How long would it take to see everything in the Hermitage museum?

How long would it take to see everything in the Hermitage museum?

To see all the exhibits treasured in the Hermitage is just impossible – it has been calculated that, if you spend a minute at one item and spend 8 hours in the Hermitage daily, it will take you almost 15 years to view all the museum’s exhibits!

What can you see in the Hermitage museum?

Here’s what to see at the State Hermitage Museum:

  • The Gala Staircase.
  • The Raphael Loggias.
  • The Pavilion Hall.
  • Peacock Clock.
  • Malachite Room.
  • The Italian Fine art (the red rooms)
  • Armorial Hall.
  • The Hermitage from the outside.

How many exhibits are in the Hermitage museum?

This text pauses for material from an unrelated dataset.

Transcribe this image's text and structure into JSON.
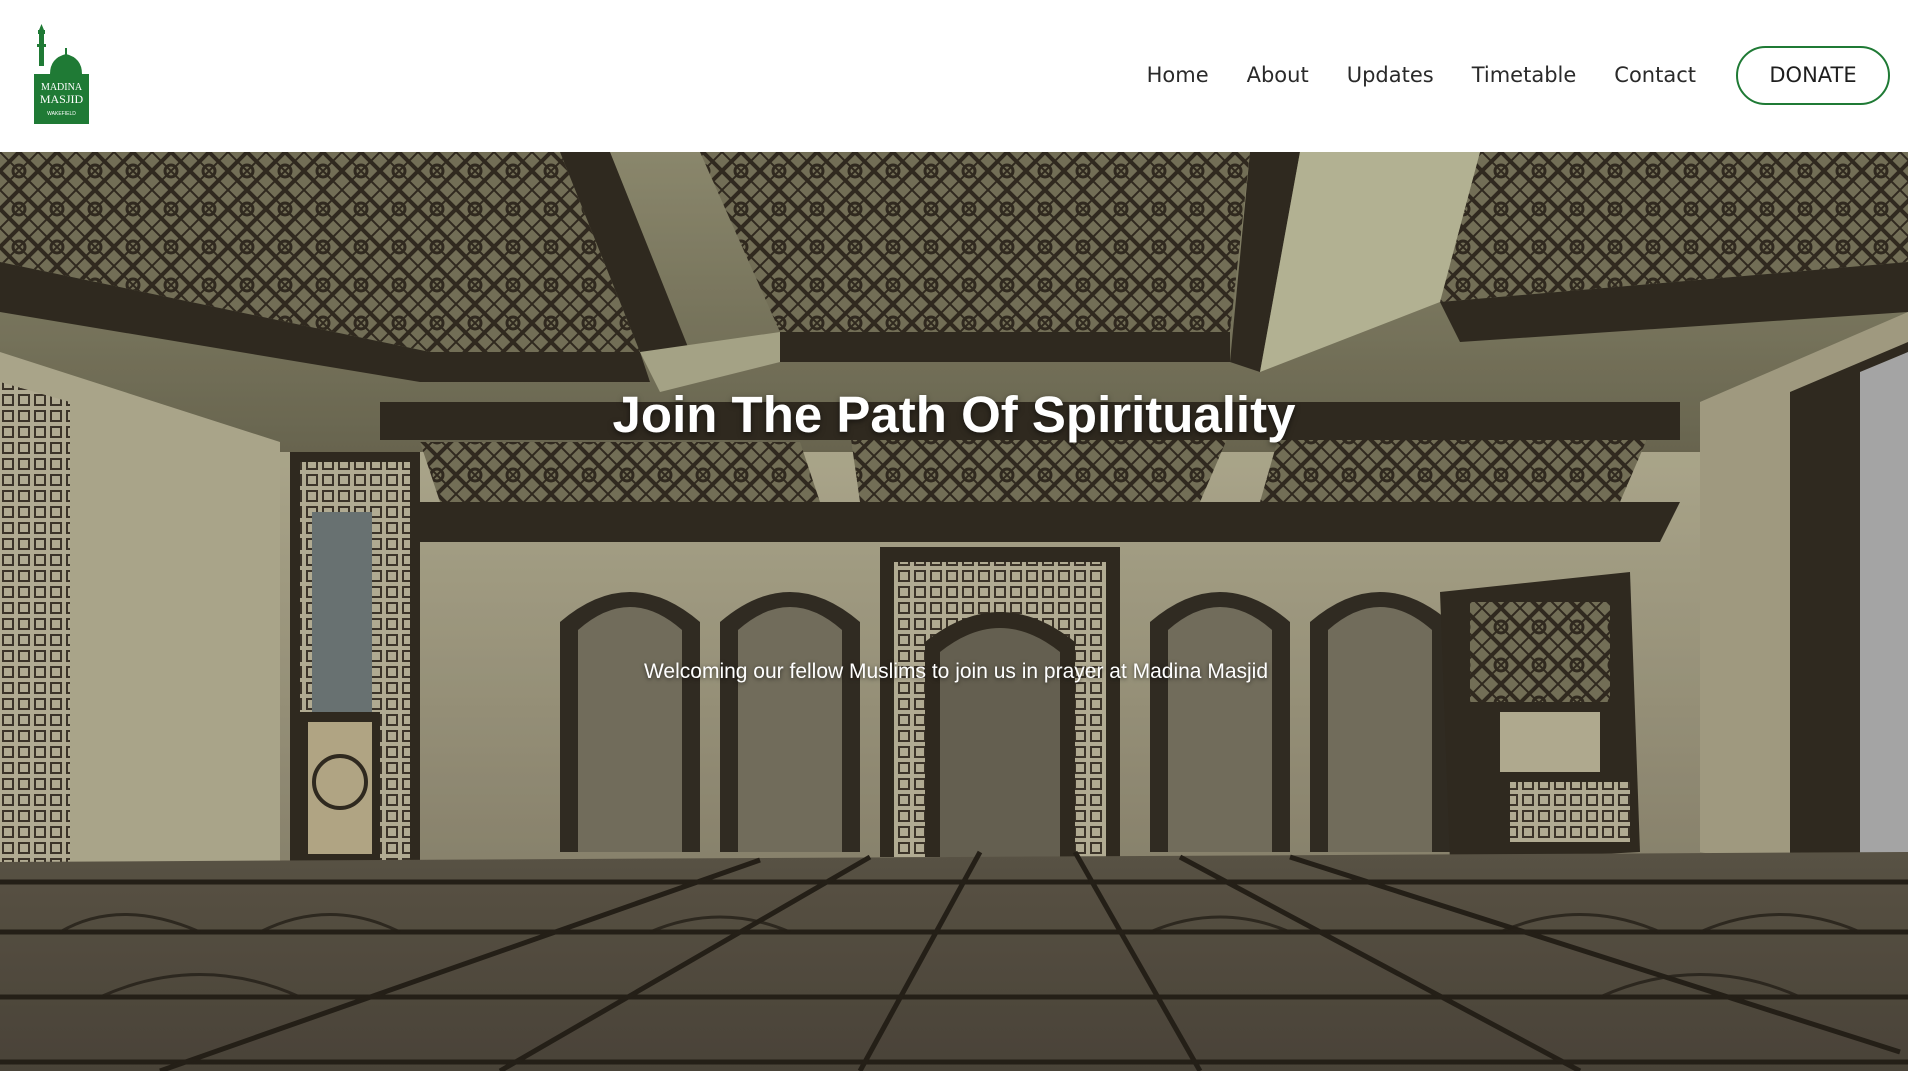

3 million exhibits
State Hermitage is one of the largest museums in the world. Its exhibitions include over 3 million exhibits representing Antiquity, Western Europe, Middle East, Russia and many more epochs, countries and regions.

How much time do you need at the Hermitage?

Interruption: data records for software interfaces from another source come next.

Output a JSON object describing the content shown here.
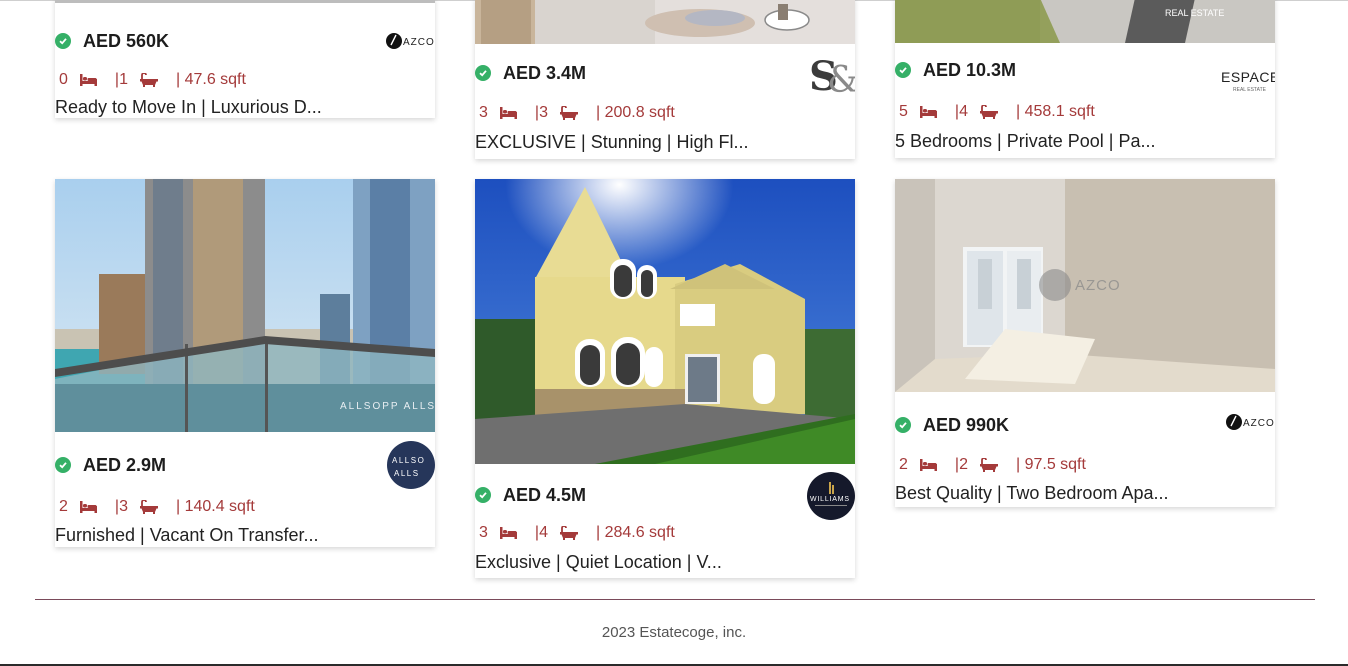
{
  "listings": [
    {
      "price": "AED 560K",
      "beds": "0",
      "baths": "|1",
      "area": "| 47.6 sqft",
      "title": "Ready to Move In | Luxurious D...",
      "agency_logo": "AZCO"
    },
    {
      "price": "AED 3.4M",
      "beds": "3",
      "baths": "|3",
      "area": "| 200.8 sqft",
      "title": "EXCLUSIVE | Stunning | High Fl...",
      "agency_logo": "S&"
    },
    {
      "price": "AED 10.3M",
      "beds": "5",
      "baths": "|4",
      "area": "| 458.1 sqft",
      "title": "5 Bedrooms | Private Pool | Pa...",
      "agency_logo": "ESPACE",
      "agency_logo_sub": "REAL ESTATE"
    },
    {
      "price": "AED 2.9M",
      "beds": "2",
      "baths": "|3",
      "area": "| 140.4 sqft",
      "title": "Furnished | Vacant On Transfer...",
      "agency_logo": "ALLSO ALLS",
      "watermark": "ALLSOPP ALLSOPP"
    },
    {
      "price": "AED 4.5M",
      "beds": "3",
      "baths": "|4",
      "area": "| 284.6 sqft",
      "title": "Exclusive | Quiet Location | V...",
      "agency_logo": "WILLIAMS"
    },
    {
      "price": "AED 990K",
      "beds": "2",
      "baths": "|2",
      "area": "| 97.5 sqft",
      "title": "Best Quality | Two Bedroom Apa...",
      "agency_logo": "AZCO",
      "watermark": "AZCO"
    }
  ],
  "top_photo_text": "REAL ESTATE",
  "footer": {
    "copyright": "2023 Estatecoge, inc."
  },
  "colors": {
    "accent": "#a43a3a",
    "verified": "#35b067",
    "footer_line": "#7a4a5a"
  },
  "icons": {
    "verified": "check-circle-icon",
    "beds": "bed-icon",
    "baths": "bathtub-icon",
    "area": "grid-icon"
  }
}
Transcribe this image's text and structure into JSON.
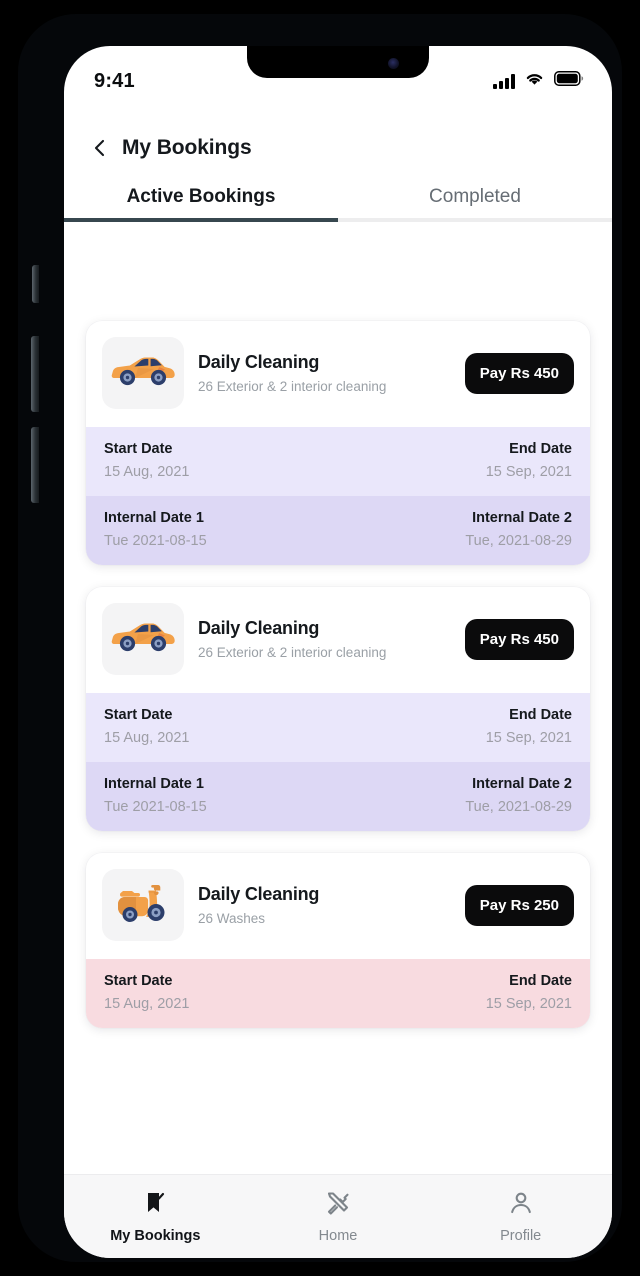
{
  "status_bar": {
    "time": "9:41",
    "signal_icon": "cellular-signal-icon",
    "wifi_icon": "wifi-icon",
    "battery_icon": "battery-full-icon"
  },
  "header": {
    "back_icon": "back-chevron-icon",
    "title": "My Bookings"
  },
  "tabs": [
    {
      "label": "Active Bookings",
      "active": true
    },
    {
      "label": "Completed",
      "active": false
    }
  ],
  "theme": {
    "accent_underline": "#37474f",
    "pay_button_bg": "#0b0b0c",
    "row_primary_bg": "#eae7fb",
    "row_secondary_bg": "#ddd8f5",
    "row_danger_bg": "#f8dbe0",
    "thumb_bg": "#f4f4f5",
    "vehicle_orange": "#f3a149",
    "vehicle_navy": "#2c3e6b"
  },
  "bookings": [
    {
      "vehicle_icon": "car-icon",
      "title": "Daily Cleaning",
      "subtitle": "26 Exterior & 2 interior cleaning",
      "pay_label": "Pay Rs 450",
      "rows": [
        {
          "style": "primary",
          "left_label": "Start Date",
          "left_value": "15 Aug, 2021",
          "right_label": "End Date",
          "right_value": "15 Sep, 2021"
        },
        {
          "style": "secondary",
          "left_label": "Internal Date 1",
          "left_value": "Tue 2021-08-15",
          "right_label": "Internal Date 2",
          "right_value": "Tue, 2021-08-29"
        }
      ]
    },
    {
      "vehicle_icon": "car-icon",
      "title": "Daily Cleaning",
      "subtitle": "26 Exterior & 2 interior cleaning",
      "pay_label": "Pay Rs 450",
      "rows": [
        {
          "style": "primary",
          "left_label": "Start Date",
          "left_value": "15 Aug, 2021",
          "right_label": "End Date",
          "right_value": "15 Sep, 2021"
        },
        {
          "style": "secondary",
          "left_label": "Internal Date 1",
          "left_value": "Tue 2021-08-15",
          "right_label": "Internal Date 2",
          "right_value": "Tue, 2021-08-29"
        }
      ]
    },
    {
      "vehicle_icon": "scooter-icon",
      "title": "Daily Cleaning",
      "subtitle": "26 Washes",
      "pay_label": "Pay Rs 250",
      "rows": [
        {
          "style": "danger",
          "left_label": "Start Date",
          "left_value": "15 Aug, 2021",
          "right_label": "End Date",
          "right_value": "15 Sep, 2021"
        }
      ]
    }
  ],
  "bottom_nav": [
    {
      "label": "My Bookings",
      "icon": "bookmark-check-icon",
      "active": true
    },
    {
      "label": "Home",
      "icon": "tools-icon",
      "active": false
    },
    {
      "label": "Profile",
      "icon": "person-icon",
      "active": false
    }
  ]
}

Whether you have an hour or a full day to spend on our site, Andrew Jackson’s Hermitage suggests one of the following itineraries to maximize your visit. While we do recommend two-and-a-half to three hours for a typical visit, you can choose to focus on different highlights to meet your needs.

How long does it take to go through the Hermitage?

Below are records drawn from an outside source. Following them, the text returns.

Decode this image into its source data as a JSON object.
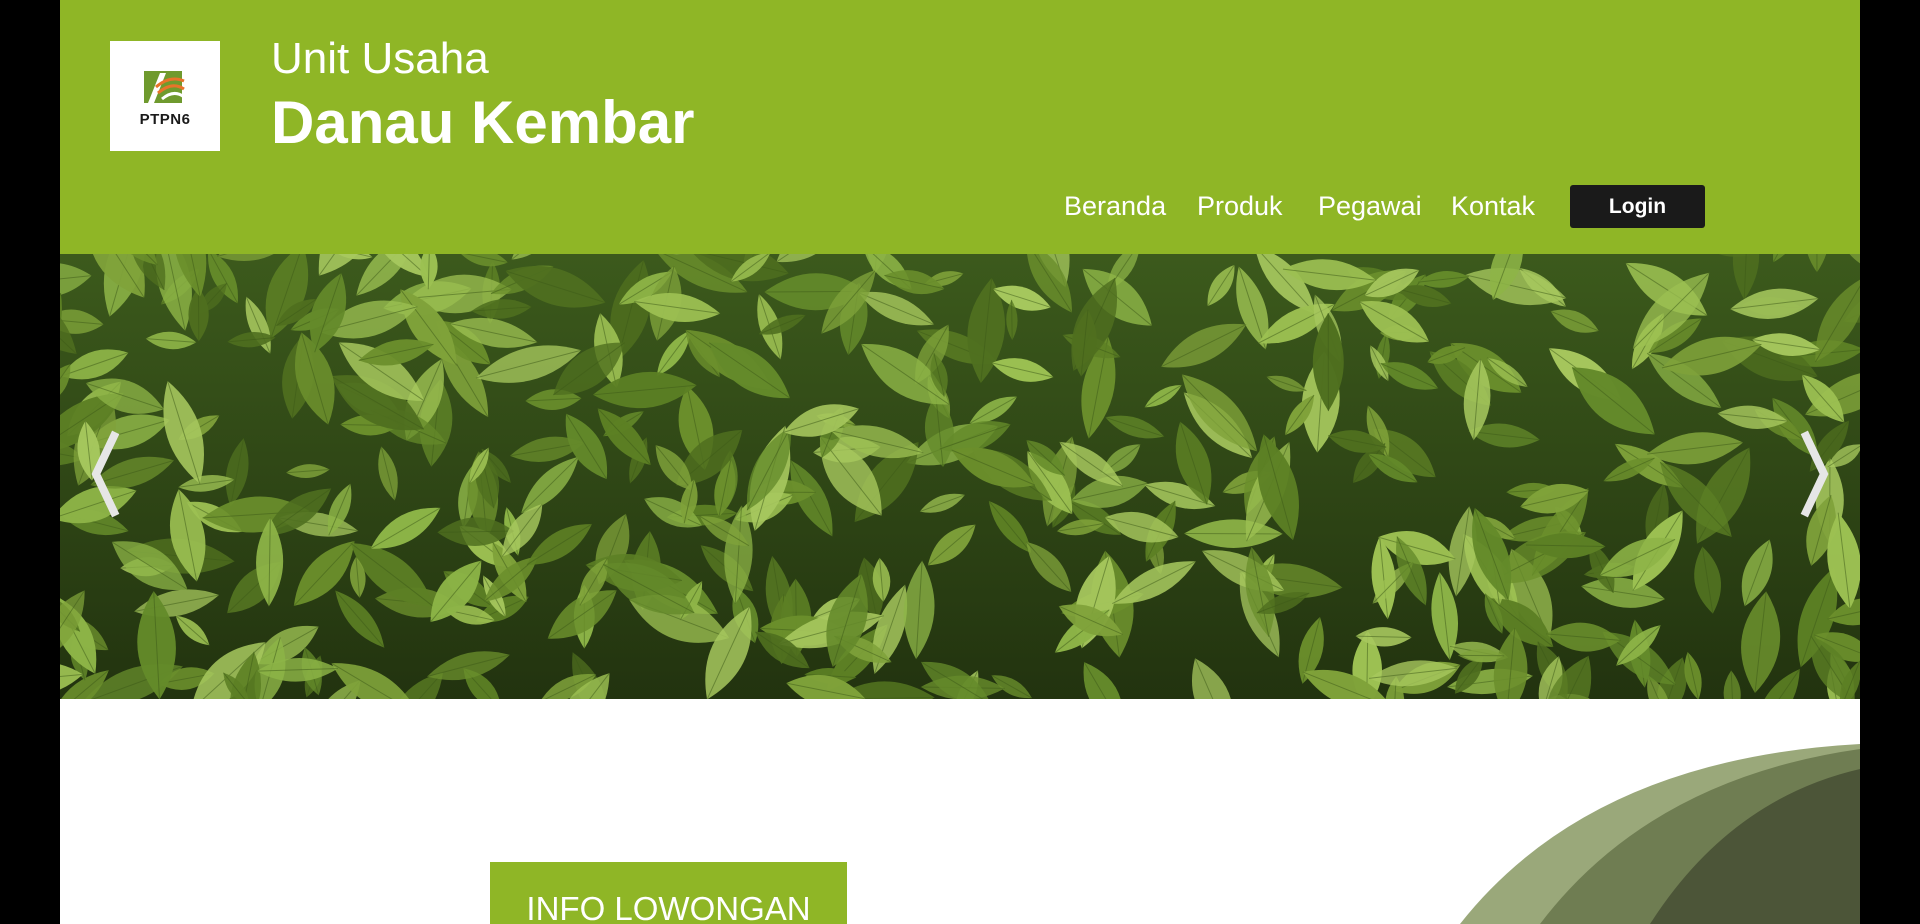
{
  "header": {
    "logo_text": "PTPN6",
    "title_line1": "Unit Usaha",
    "title_line2": "Danau Kembar"
  },
  "nav": {
    "items": [
      {
        "label": "Beranda"
      },
      {
        "label": "Produk"
      },
      {
        "label": "Pegawai"
      },
      {
        "label": "Kontak"
      }
    ],
    "login_label": "Login"
  },
  "carousel": {
    "prev_icon": "chevron-left-icon",
    "next_icon": "chevron-right-icon"
  },
  "content": {
    "info_button_label": "INFO LOWONGAN"
  },
  "colors": {
    "brand_green": "#8fb626",
    "login_bg": "#1a1a1a",
    "arc_light": "#9aa87a",
    "arc_mid": "#6f7d52",
    "arc_dark": "#4c5538"
  }
}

How long is the mansion tour at the Hermitage?

Guided tours are offered of the Hermitage mansion. You’ll see inside the rooms, which have been restored to their 1837 condition. It take about 30 minutes to complete the guided tour.

What color is the Hermitage?

The Building’s Color Throughout the long years of its existence the Hermitage didn’t always have the recognizable emerald-green color it has today.

How many da Vinci paintings are in the Hermitage?

Leonardo da Vinci, ‘Madonna and the Child (The Benois Madonna)’, 1478-1480. Courtesy The State Hermitage Museum.

Can you take photos in the Hermitage museum?

Photographic activity is not permitted inside the Museum. Photography may not begin until any associated fee is paid in full. The Hermitage reserves all rights for photographic reproduction of Museum Property.